# [Work instructions]
Could you copy every record below exactly as it stands?

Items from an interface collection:
Segment Open

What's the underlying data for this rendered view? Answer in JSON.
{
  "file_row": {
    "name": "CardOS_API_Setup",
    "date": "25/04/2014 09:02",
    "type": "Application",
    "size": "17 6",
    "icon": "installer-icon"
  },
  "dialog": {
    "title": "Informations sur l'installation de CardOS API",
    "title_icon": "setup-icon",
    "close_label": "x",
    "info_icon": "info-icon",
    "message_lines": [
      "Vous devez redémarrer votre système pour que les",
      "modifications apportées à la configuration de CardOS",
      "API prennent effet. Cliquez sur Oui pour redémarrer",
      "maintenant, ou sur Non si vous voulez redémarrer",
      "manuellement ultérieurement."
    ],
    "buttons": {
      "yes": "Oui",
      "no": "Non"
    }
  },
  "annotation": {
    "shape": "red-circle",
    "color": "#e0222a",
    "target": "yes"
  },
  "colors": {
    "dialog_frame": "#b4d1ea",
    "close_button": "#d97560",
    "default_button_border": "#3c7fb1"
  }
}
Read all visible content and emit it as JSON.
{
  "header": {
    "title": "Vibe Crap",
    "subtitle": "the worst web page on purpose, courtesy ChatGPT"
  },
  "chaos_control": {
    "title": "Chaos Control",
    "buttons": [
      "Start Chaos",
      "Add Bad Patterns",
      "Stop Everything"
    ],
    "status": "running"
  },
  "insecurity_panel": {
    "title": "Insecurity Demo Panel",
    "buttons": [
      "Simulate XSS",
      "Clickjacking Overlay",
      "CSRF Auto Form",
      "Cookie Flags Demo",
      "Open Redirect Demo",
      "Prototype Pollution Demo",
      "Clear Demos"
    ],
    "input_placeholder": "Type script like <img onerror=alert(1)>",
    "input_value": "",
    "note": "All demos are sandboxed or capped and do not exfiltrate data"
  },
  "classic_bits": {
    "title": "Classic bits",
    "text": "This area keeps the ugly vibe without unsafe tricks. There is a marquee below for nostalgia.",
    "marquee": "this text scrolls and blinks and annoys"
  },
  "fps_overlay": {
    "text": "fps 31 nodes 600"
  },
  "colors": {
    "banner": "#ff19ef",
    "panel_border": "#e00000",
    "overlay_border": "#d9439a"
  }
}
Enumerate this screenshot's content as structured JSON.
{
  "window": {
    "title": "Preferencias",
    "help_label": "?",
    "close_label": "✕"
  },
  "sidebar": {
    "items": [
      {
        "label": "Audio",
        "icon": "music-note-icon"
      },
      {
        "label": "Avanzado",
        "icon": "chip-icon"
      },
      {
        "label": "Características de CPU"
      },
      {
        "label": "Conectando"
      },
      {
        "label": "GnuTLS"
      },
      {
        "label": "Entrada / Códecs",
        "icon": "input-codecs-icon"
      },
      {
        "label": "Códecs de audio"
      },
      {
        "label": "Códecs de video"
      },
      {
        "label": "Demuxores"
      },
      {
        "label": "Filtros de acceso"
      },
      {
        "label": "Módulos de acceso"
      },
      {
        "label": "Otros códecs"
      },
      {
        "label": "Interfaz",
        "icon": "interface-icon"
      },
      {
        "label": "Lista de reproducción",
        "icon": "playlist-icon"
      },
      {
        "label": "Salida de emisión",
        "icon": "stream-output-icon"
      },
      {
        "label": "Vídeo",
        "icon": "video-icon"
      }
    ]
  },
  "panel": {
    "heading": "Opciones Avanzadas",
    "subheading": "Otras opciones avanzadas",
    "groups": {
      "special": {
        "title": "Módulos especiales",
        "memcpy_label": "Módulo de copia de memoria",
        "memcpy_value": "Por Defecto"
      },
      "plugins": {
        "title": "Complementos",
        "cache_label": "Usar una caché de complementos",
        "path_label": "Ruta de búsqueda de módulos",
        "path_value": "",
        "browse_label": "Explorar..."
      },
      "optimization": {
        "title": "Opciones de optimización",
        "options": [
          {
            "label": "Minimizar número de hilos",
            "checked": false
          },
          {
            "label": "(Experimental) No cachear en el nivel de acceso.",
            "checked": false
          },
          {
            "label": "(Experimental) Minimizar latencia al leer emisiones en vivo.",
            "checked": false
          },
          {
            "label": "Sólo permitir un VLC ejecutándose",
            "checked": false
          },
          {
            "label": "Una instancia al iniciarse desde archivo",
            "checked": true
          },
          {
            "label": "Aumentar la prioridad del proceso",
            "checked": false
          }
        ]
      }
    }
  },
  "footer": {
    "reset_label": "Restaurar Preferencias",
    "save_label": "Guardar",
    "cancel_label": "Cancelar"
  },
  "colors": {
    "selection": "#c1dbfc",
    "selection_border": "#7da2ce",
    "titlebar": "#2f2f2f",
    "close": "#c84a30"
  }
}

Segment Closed

# [Response area]
What's the underlying data for this rendered view? Answer in JSON.
{
  "file_row": {
    "name": "CardOS_API_Setup",
    "date": "25/04/2014 09:02",
    "type": "Application",
    "size": "17 6",
    "icon": "installer-icon"
  },
  "dialog": {
    "title": "Informations sur l'installation de CardOS API",
    "title_icon": "setup-icon",
    "close_label": "x",
    "info_icon": "info-icon",
    "message_lines": [
      "Vous devez redémarrer votre système pour que les",
      "modifications apportées à la configuration de CardOS",
      "API prennent effet. Cliquez sur Oui pour redémarrer",
      "maintenant, ou sur Non si vous voulez redémarrer",
      "manuellement ultérieurement."
    ],
    "buttons": {
      "yes": "Oui",
      "no": "Non"
    }
  },
  "annotation": {
    "shape": "red-circle",
    "color": "#e0222a",
    "target": "yes"
  },
  "colors": {
    "dialog_frame": "#b4d1ea",
    "close_button": "#d97560",
    "default_button_border": "#3c7fb1"
  }
}
Read all visible content and emit it as JSON.
{
  "header": {
    "title": "Vibe Crap",
    "subtitle": "the worst web page on purpose, courtesy ChatGPT"
  },
  "chaos_control": {
    "title": "Chaos Control",
    "buttons": [
      "Start Chaos",
      "Add Bad Patterns",
      "Stop Everything"
    ],
    "status": "running"
  },
  "insecurity_panel": {
    "title": "Insecurity Demo Panel",
    "buttons": [
      "Simulate XSS",
      "Clickjacking Overlay",
      "CSRF Auto Form",
      "Cookie Flags Demo",
      "Open Redirect Demo",
      "Prototype Pollution Demo",
      "Clear Demos"
    ],
    "input_placeholder": "Type script like <img onerror=alert(1)>",
    "input_value": "",
    "note": "All demos are sandboxed or capped and do not exfiltrate data"
  },
  "classic_bits": {
    "title": "Classic bits",
    "text": "This area keeps the ugly vibe without unsafe tricks. There is a marquee below for nostalgia.",
    "marquee": "this text scrolls and blinks and annoys"
  },
  "fps_overlay": {
    "text": "fps 31 nodes 600"
  },
  "colors": {
    "banner": "#ff19ef",
    "panel_border": "#e00000",
    "overlay_border": "#d9439a"
  }
}
Enumerate this screenshot's content as structured JSON.
{
  "window": {
    "title": "Preferencias",
    "help_label": "?",
    "close_label": "✕"
  },
  "sidebar": {
    "items": [
      {
        "label": "Audio",
        "icon": "music-note-icon"
      },
      {
        "label": "Avanzado",
        "icon": "chip-icon"
      },
      {
        "label": "Características de CPU"
      },
      {
        "label": "Conectando"
      },
      {
        "label": "GnuTLS"
      },
      {
        "label": "Entrada / Códecs",
        "icon": "input-codecs-icon"
      },
      {
        "label": "Códecs de audio"
      },
      {
        "label": "Códecs de video"
      },
      {
        "label": "Demuxores"
      },
      {
        "label": "Filtros de acceso"
      },
      {
        "label": "Módulos de acceso"
      },
      {
        "label": "Otros códecs"
      },
      {
        "label": "Interfaz",
        "icon": "interface-icon"
      },
      {
        "label": "Lista de reproducción",
        "icon": "playlist-icon"
      },
      {
        "label": "Salida de emisión",
        "icon": "stream-output-icon"
      },
      {
        "label": "Vídeo",
        "icon": "video-icon"
      }
    ]
  },
  "panel": {
    "heading": "Opciones Avanzadas",
    "subheading": "Otras opciones avanzadas",
    "groups": {
      "special": {
        "title": "Módulos especiales",
        "memcpy_label": "Módulo de copia de memoria",
        "memcpy_value": "Por Defecto"
      },
      "plugins": {
        "title": "Complementos",
        "cache_label": "Usar una caché de complementos",
        "path_label": "Ruta de búsqueda de módulos",
        "path_value": "",
        "browse_label": "Explorar..."
      },
      "optimization": {
        "title": "Opciones de optimización",
        "options": [
          {
            "label": "Minimizar número de hilos",
            "checked": false
          },
          {
            "label": "(Experimental) No cachear en el nivel de acceso.",
            "checked": false
          },
          {
            "label": "(Experimental) Minimizar latencia al leer emisiones en vivo.",
            "checked": false
          },
          {
            "label": "Sólo permitir un VLC ejecutándose",
            "checked": false
          },
          {
            "label": "Una instancia al iniciarse desde archivo",
            "checked": true
          },
          {
            "label": "Aumentar la prioridad del proceso",
            "checked": false
          }
        ]
      }
    }
  },
  "footer": {
    "reset_label": "Restaurar Preferencias",
    "save_label": "Guardar",
    "cancel_label": "Cancelar"
  },
  "colors": {
    "selection": "#c1dbfc",
    "selection_border": "#7da2ce",
    "titlebar": "#2f2f2f",
    "close": "#c84a30"
  }
}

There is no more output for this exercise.